Health IT, Startups

Corporate venture investor advice for startups: Make sure we’re the right fit and don’t compromise vision

“Strategics are not responsible for your success. They are there to help,” said Lisa Maki, PokitDok co-founder and CEO.

From left: Gavin Teo, Anna Haghgooie, Cyril Philip, and Lisa Maki

From left: Gavin Teo, Anna Haghgooie, Cyril Philip, and Lisa Maki

There is no question that the number of corporate venture capital firms is growing. There were more than 320 of these strategic investors in 2015 and they accounted for 17 percent of all deals last year. A MedCity INVEST panel illustrated how entrepreneurs can work with corporate investors to strengthen their businesses and still preserve their vision and direction.

Karen Griffith Gryga of DreamIt Ventures moderated a panel, which included Gavin Teo of Comcast Ventures; Anna Haghgooie of Sandbox Industries; Cyril Philip at Providence Health’s venture arm, Providence Ventures; and Lisa Maki, CEO and founder of PokitDok.

Know who you’re dealing with

Gryga noted that the most frequent mistake she sees startups make is not doing their research to learn what the priorities are for each corporate investor they approach, how they work with entrepreneurs and their track record.

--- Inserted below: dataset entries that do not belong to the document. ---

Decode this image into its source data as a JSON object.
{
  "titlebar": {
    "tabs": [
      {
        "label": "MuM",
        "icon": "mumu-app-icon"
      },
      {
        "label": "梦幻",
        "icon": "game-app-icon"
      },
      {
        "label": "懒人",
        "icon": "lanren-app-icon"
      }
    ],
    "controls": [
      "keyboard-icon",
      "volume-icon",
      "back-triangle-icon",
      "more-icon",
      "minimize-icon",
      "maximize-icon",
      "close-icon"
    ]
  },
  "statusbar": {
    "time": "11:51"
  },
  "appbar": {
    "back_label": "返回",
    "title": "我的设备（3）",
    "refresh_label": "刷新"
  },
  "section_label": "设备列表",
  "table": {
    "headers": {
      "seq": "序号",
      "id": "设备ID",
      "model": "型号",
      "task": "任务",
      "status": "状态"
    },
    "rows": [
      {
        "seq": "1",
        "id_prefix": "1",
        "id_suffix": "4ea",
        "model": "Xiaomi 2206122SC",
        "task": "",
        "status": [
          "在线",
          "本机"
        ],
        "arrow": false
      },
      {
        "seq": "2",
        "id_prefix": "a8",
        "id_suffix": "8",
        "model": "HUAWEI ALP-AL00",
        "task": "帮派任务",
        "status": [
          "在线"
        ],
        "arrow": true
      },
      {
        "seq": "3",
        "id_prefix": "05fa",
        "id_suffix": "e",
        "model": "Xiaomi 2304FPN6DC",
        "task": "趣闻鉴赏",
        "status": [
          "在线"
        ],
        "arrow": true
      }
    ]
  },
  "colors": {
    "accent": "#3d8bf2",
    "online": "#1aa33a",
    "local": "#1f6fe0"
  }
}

Comcast, for example, has made healthcare investments that have focused on health IT and tech-enabled services, Teo said. It invests in early and late stage companies from Series A to Series D. It’s interested in technology that could help employers reduce their healthcare costs. Among the areas of healthcare that interest them are primary care delivery, virtual care, behavioral and mental health, population health.

Providence Health Ventures is looking for healthcare problem solvers that can do what everybody else wants to do: improve outcomes and reduce costs, particularly for chronic conditions. Philip said, “We created a venture fund to be a beacon for startups of how to sell into provider system and help them navigate.”

Specifically it’s interested in patient relationship management solution enabling provider systems to track interactions with patients beyond the clinic. Practice management technology that can help practices run more efficiently. Discharge management software that can support reduced re-admissions is also an area of interest for its fund.

Sandbox is interested in startups helping payers with the shift to the consumerization of healthcare and the mechanics of executing that. It’s also interested in specialty pharmacy and episodic care, among other areas, Haghgooie said.

Balance need to collaborate with preserving your vision

Haghgooie emphasized the importance of vision and leadership within an entrepreneur’s company. “As much as these big companies have figured out, they are looking to you to help solve a problem, because if they knew how to do it, they would be doing it themselves. They are looking at startups to lead.”

She added, “So often we see strategies and vision get changed based on what the incumbent wants and it’s counterproductive sometimes fitting into an old system
and an old way of doing things…There is a tendency to want to appease to get funding, but if you have shared vision and a future that you can keep pointing partners back to, it is a really important thing to work thru that. Corporate investors have a tendency to dabble in peaks and troughs.”

Maki, whose company received strategic investment from McKesson Ventures and  Cambia Health Solutions, agreed. “You have to choose your strategic partners carefully. You can reach agreements to work on projects together, they can open up networks for you and make introductions. But we cannot enter into a partnership that would cause us to show preference for a strategic’s company or a health system.”

Understand the power dynamics of the investor’s company

Haghgooie observed that through personal experience she learned the importance of understanding who will and won’t drive execution. Sometimes it’s a simple matter of just asking.

But the power dynamic also applies to corporate investors who want to work with entrepreneurs. As Maki noted, although it agreed to give a board seat to one corporate investor, it made two more observers. They had access to the same information as board members but were not decision makers. She wanted to maintain a balance.

“As an entrepreneur, you don’t depend on any one thing. Strategics are not responsible for your success. They are there to help,” Maki said.